- Extreme and unusual burst of energy (Also referred to as hyperactivity)
- Unresponsiveness (If your dog is unresponsive to you no matter what you’re trying to do, they may have entered into a state of coma due to Xanax overdose)
When Is Xanax Bad For Dogs?
In some cases, dog owners give their dogs Xanax thinking that it will help in their situation, whereas the reality of the matter is that they’re actually worsening their dog’s situation.
One of the most common mistakes dog owners make is thinking that giving their dog Xanax will lead to the reduction of their aggression, whereas in reality Xanax often leads to aggravating their dog’s aggression.
Here’s a list of circumstances and situations where giving your dog Xanax is a terrible idea.
- Dogs that have kidney disease
- Dogs that have liver disease
- Dogs that are pregnant
- Dogs that are nursing
- Dogs that have developed any allergic reaction or hypersensitivity to any medication that falls under the Benzodiazepines family before
Since Xanax is a prescription drug and you’re going to have to get a prescription from a veterinarian before you can give this medication to your dog, there’s a few things you should clearly communicate to your veterinarian before you give your dog any dosage of Xanax.
- Any medication or supplements your dog is currently being given (no matter how minor or you may think the medicine or supplement is, sometimes Xanax interacts negatively with some of the most simple medicine out there)
- What health problems your dog currently suffers from or has suffered from in the past
Xanax VS Natural Methods Of Calming Down
No matter what reason you may be contemplating giving your dog Xanax or already be giving your dog Xanax as we speak, it’s always a much more preferable option for you to follow natural methods and techniques to have your dog lead a calmer life than giving them Xanax.
Just like it’s much better for you and I to implement such techniques in our lives in order to be calmer people throughout our day to day lives, it’s always more preferable to go down the natural route with your dog as well, instead of having all these medications clogging up inside their body.
Before going down the route of giving your dog medication for panic and anxiety like Xanax, try to figure out what it is exactly that’s causing them to panic and get all that scared and see if there’s anything you can do yourself to make them feel better without the need of having to give them Xanax.
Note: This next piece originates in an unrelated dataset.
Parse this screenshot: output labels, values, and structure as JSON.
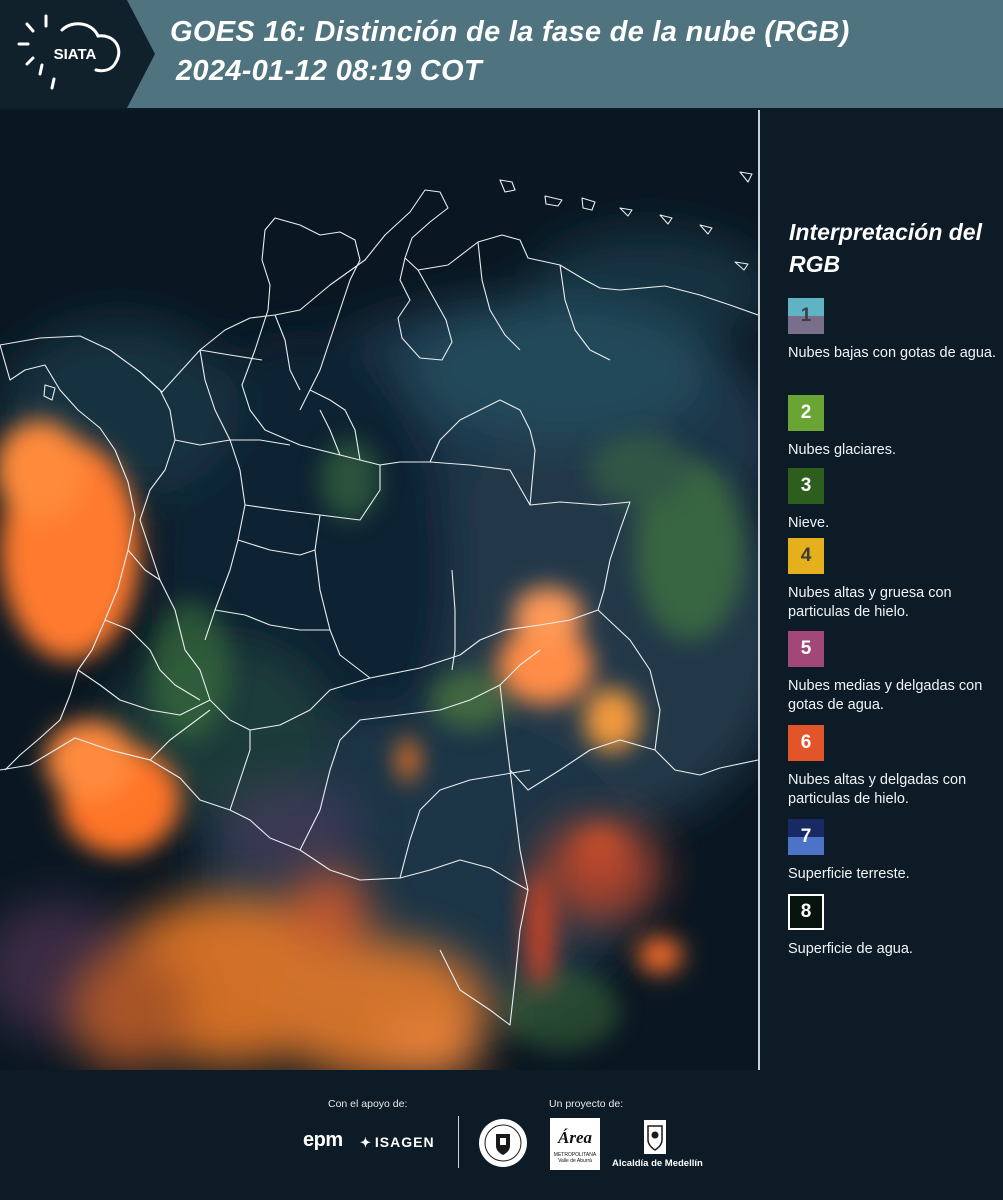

For example, many dogs often panic at the sound of very loud dog blow dryers when their owners attempt to dry them off after a shower. In this case, and instead of resorting to giving your dog Xanax so they don’t get scared as much, simply consider investing in a dog blow dryer that doesn’t make as much noise.
Or, some dog owners try to take their dogs to the pool for the first time ever and immediately try to get them in the pool without much pre-practice, something which leads some dogs to go into panic mode because this is all too new for them. In such a case and instead of resorting to giving your dog Xanax, try to take your dog frequent trips to the pool at first just to walk around and explore the environment, maybe only dipping their paws in at first.
It’s baby steps like this that many times make all the difference and save you from having to give your dog Xanax.
Now, of course, it’s not always going to be this simple as some dogs go through anxiety cases that can only be solved with Xanax, but it’s our duty to let you know that you should always try out all the natural methods that are available out there first before you decide to resort to medication like Xanax.